The Gen VI where the first equiped with Roller Lifters, but the main difference is the machined flats on the lifter bores of this block - you can still install an earlier cam without rollers.
The cam retainer plate holes are verticle on a Gen V~VI, rotated 90deg from the Mark IV's horizontal orientation.
The '91 on trucks with Gen V's had manual transmissions and use a bracket for the pivot, the later medium duty trucks have a hydraulic clutch.
The Gen blocks use longer main cap bolts than the Mark blocks.
The crank on the Gen engines uses one long key in the keyway slot for the cam drive gear and the damper - the Mark cranks have two short keyway slots and two seperate keys, one for the cam gear one for the damper.
As he stated, Gen cranks are one-piece seal, Mark are two-piece.
The Flex plates are interchangeable - but Flywheels, for truck and marine applications, are not interchangeable on Mark and Gen engines.
Hope this gives you a better watch;
South Side Goons & Hitmen
Mar 28th, 07, 12:46 PM

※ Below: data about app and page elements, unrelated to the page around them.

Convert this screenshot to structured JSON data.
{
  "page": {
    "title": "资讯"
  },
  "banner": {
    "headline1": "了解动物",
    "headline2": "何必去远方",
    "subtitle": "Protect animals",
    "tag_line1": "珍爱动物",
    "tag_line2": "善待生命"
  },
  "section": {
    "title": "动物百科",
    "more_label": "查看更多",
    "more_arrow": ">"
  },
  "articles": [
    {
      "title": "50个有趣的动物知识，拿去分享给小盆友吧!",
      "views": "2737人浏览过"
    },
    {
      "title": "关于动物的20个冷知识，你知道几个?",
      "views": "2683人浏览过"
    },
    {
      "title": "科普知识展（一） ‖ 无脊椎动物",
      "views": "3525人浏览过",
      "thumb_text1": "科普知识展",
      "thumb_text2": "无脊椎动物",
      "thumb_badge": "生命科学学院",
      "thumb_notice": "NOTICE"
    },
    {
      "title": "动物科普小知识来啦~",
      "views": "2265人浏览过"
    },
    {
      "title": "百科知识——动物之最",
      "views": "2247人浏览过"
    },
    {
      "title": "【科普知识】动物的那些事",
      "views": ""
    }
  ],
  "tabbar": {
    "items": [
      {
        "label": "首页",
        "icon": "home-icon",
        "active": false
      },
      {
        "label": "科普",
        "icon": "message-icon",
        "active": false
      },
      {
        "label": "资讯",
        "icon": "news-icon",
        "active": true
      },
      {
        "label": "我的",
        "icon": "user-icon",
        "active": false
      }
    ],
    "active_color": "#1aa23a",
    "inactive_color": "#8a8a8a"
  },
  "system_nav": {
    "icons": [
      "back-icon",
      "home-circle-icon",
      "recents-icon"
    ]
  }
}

Thanks for the info guys. What about this so called new Gen VII block? I just read and saw a 496 listed for sale somewhere. The engine was the 8100 Vortec (8.1L) It was a GM warranty engine complete with oil pan, valve covers, flex plate, intake, etc. The engine has been sitting since December of 2000 and has never been fired. Since it sat so long, I know it would need to be rebuilt. I read the Gen 7 debuted on the 2001 models. According to the article I read people did not like the Gen 5 engines and called Gen 6 the Gen FIX.
1) Can a Gen 7 be rebuilt to go into a 1969 Camaro without the crank sensor and all the other electronic cr@p?
2) Are the Gen VII 496's worth building up? Or just go with a 454 block from a Gen 6 or Mark IV?
Thanks!! All replies are welcomed!!
Mar 28th, 07, 03:40 PM
The 8.1L (496) is a great choice for your dually but it will need the wiring harness and the matching computer to work. It shouldn t need to be rebuilt, just change fluids and prime it well, with some WD40 in all cylinders. Turn motor over a few revolutions by hand to verify it turns freely and then fire it up.
It will not go well into a Camaro because it is a tall deck block (truck block in Mark IV parlance) and will aggravate clearance issues people have with the big block (they don t call them big blocks for nothing). The heads are pushed out a further half inch which hits power brake boosters and keeps one from removing their valve covers until the three bolts holding the wiper motor are removed and set aside as far as the actuator arm of the motor allows, and it sits nearly three quarters of a inch taller so you can forget that cool Air Gap high rise manifold even with a two inch cowl scoop.
Otherwise the 8.1 liter motor is awesome (it is essentially a factory production version of the popular Mark IV 454 upgrade of a quarter inch longer stroke stuffed into a standard block height motor). It can be made to fit in a Camaro, but it will not "drop-in" without some concessions such as custom made headers, different than factory wiper motors and reduced circle dual vacuum diaphragm boosters or a Hydrostatic brake conversion. Additionally as I have said on other posts anyone seeing a tall deck block assumes you are packing some serious displacement of well over 570 cubic inches (since the 572 crate motor is the smallest displacement truck block sold), so few will believe a 396 decal if you try and run T/O claiming a slow time offered by a mild cammed EFI truck engine.
Mar 28th, 07, 04:13 PM
Hey Dave? Do you write for a living? Great composition.
Mar 28th, 07, 04:23 PM
No but thanks. Old school engineer (slide rule and log tables), been retired close to seven years now.
Mar 28th, 07, 05:05 PM
My 454HO Gen 6 has a fuel pump boss and a threaded ball for the z bar - from the crate!
Mar 29th, 07, 10:35 AM
I've used a Gen VI roller cam and timing set in a Mk IV block with Crane retrofit HR lifters.
Gaskets and seals are better on the newer blocks, but I like the solid decks of the older blocks. Plus, that's what I have (older blocks & heads).